Numbers can be stored in Oracle according to different formats. On one hand, we have the American way, whereby numbers are stored with a dot (.) as decimal indicator. On the other hand, we have a comma (,) as decimal indicator. Let me provide my own Oracle instance.
I have the following language settings:
select * from nls_session_parameters;
This means that numbers are interpreted with a dot (.) as decimal indicator. I created a small table with numbers that shows this dot:
It is possible to change the settings for a session. To that end, we fire next command:
ALTER SESSION SET NLS_NUMERIC_CHARACTERS = ', ';
To check if numbers are now interpreted as having as decimal indicator being a comma, we try:
insert into nummer(getal) values('1,45');
This looks successful. To check if ‘1,45’ is really inserted, we display the data:
It is also possible to change the settings that determine the decimal point. These settings are derived from the computer one is working. On a windows machine, one may create a setting in the environmental variables:
A variable NLS_LANG either exists or must be created. On my machine, it is AMERICAN_AMERICA.WE8MSWIN1252.
Let us change this to DUTCH_THE NETHERLANDS.WE8MSWIN1252
It is also possible to set this variable in the registry:

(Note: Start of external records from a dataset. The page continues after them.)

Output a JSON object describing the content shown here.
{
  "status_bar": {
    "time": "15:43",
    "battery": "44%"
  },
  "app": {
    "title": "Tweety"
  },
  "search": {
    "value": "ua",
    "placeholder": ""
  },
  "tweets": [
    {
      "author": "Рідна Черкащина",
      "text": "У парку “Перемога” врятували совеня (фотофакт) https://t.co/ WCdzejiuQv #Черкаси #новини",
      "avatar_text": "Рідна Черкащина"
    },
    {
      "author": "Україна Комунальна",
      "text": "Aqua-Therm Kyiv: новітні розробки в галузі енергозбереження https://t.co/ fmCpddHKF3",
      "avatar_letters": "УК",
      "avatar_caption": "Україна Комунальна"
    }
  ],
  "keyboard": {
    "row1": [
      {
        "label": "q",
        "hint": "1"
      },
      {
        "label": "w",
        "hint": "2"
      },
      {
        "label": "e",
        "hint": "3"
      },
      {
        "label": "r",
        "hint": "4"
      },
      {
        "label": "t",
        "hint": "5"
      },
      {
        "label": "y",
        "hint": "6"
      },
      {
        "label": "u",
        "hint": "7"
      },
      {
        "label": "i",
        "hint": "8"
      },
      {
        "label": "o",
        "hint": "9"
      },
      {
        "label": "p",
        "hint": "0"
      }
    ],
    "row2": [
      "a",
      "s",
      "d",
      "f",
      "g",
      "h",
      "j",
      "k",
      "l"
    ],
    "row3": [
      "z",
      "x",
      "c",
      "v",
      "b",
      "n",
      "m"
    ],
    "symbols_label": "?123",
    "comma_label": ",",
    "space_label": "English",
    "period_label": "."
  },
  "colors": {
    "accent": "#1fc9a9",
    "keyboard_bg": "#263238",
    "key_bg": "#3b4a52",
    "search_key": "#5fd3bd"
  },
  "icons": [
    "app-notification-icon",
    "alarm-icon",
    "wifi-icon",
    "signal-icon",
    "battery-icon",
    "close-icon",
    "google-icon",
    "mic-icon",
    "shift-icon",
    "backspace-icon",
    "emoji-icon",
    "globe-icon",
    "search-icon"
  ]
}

This is done. Then the machine is restarted. After a restart, we check if the comma is used as decimal separator. This is the indeed the case: